Element data from apps and pages:

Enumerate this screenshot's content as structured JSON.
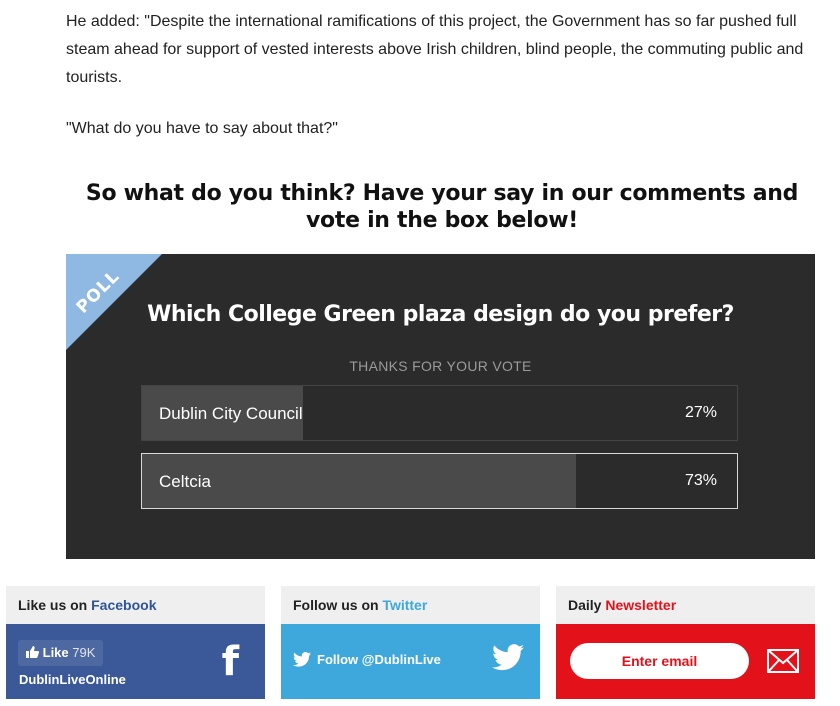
{
  "article": {
    "paragraph1": "He added: \"Despite the international ramifications of this project, the Government has so far pushed full steam ahead for support of vested interests above Irish children, blind people, the commuting public and tourists.",
    "paragraph2": "\"What do you have to say about that?\""
  },
  "cta": "So what do you think? Have your say in our comments and vote in the box below!",
  "poll": {
    "ribbon": "POLL",
    "question": "Which College Green plaza design do you prefer?",
    "status": "THANKS FOR YOUR VOTE",
    "options": [
      {
        "label": "Dublin City Council",
        "percent_text": "27%",
        "percent": 27,
        "selected": false
      },
      {
        "label": "Celtcia",
        "percent_text": "73%",
        "percent": 73,
        "selected": true
      }
    ]
  },
  "social": {
    "facebook": {
      "heading_prefix": "Like us on",
      "heading_accent": "Facebook",
      "like_label": "Like",
      "like_count": "79K",
      "page_name": "DublinLiveOnline",
      "glyph": "f"
    },
    "twitter": {
      "heading_prefix": "Follow us on",
      "heading_accent": "Twitter",
      "follow_label": "Follow @DublinLive"
    },
    "newsletter": {
      "heading_prefix": "Daily",
      "heading_accent": "Newsletter",
      "input_placeholder": "Enter email"
    }
  },
  "colors": {
    "poll_bg": "#2b2b2b",
    "poll_ribbon": "#8fb8e2",
    "facebook": "#3b5998",
    "twitter": "#3ea8dc",
    "newsletter": "#e3121a"
  }
}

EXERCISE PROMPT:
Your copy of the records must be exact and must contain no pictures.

REPLY TO THE TASK:
Enumerate this screenshot's content as structured JSON.
{
  "article": {
    "paragraph1": "He added: \"Despite the international ramifications of this project, the Government has so far pushed full steam ahead for support of vested interests above Irish children, blind people, the commuting public and tourists.",
    "paragraph2": "\"What do you have to say about that?\""
  },
  "cta": "So what do you think? Have your say in our comments and vote in the box below!",
  "poll": {
    "ribbon": "POLL",
    "question": "Which College Green plaza design do you prefer?",
    "status": "THANKS FOR YOUR VOTE",
    "options": [
      {
        "label": "Dublin City Council",
        "percent_text": "27%",
        "percent": 27,
        "selected": false
      },
      {
        "label": "Celtcia",
        "percent_text": "73%",
        "percent": 73,
        "selected": true
      }
    ]
  },
  "social": {
    "facebook": {
      "heading_prefix": "Like us on",
      "heading_accent": "Facebook",
      "like_label": "Like",
      "like_count": "79K",
      "page_name": "DublinLiveOnline",
      "glyph": "f"
    },
    "twitter": {
      "heading_prefix": "Follow us on",
      "heading_accent": "Twitter",
      "follow_label": "Follow @DublinLive"
    },
    "newsletter": {
      "heading_prefix": "Daily",
      "heading_accent": "Newsletter",
      "input_placeholder": "Enter email"
    }
  },
  "colors": {
    "poll_bg": "#2b2b2b",
    "poll_ribbon": "#8fb8e2",
    "facebook": "#3b5998",
    "twitter": "#3ea8dc",
    "newsletter": "#e3121a"
  }
}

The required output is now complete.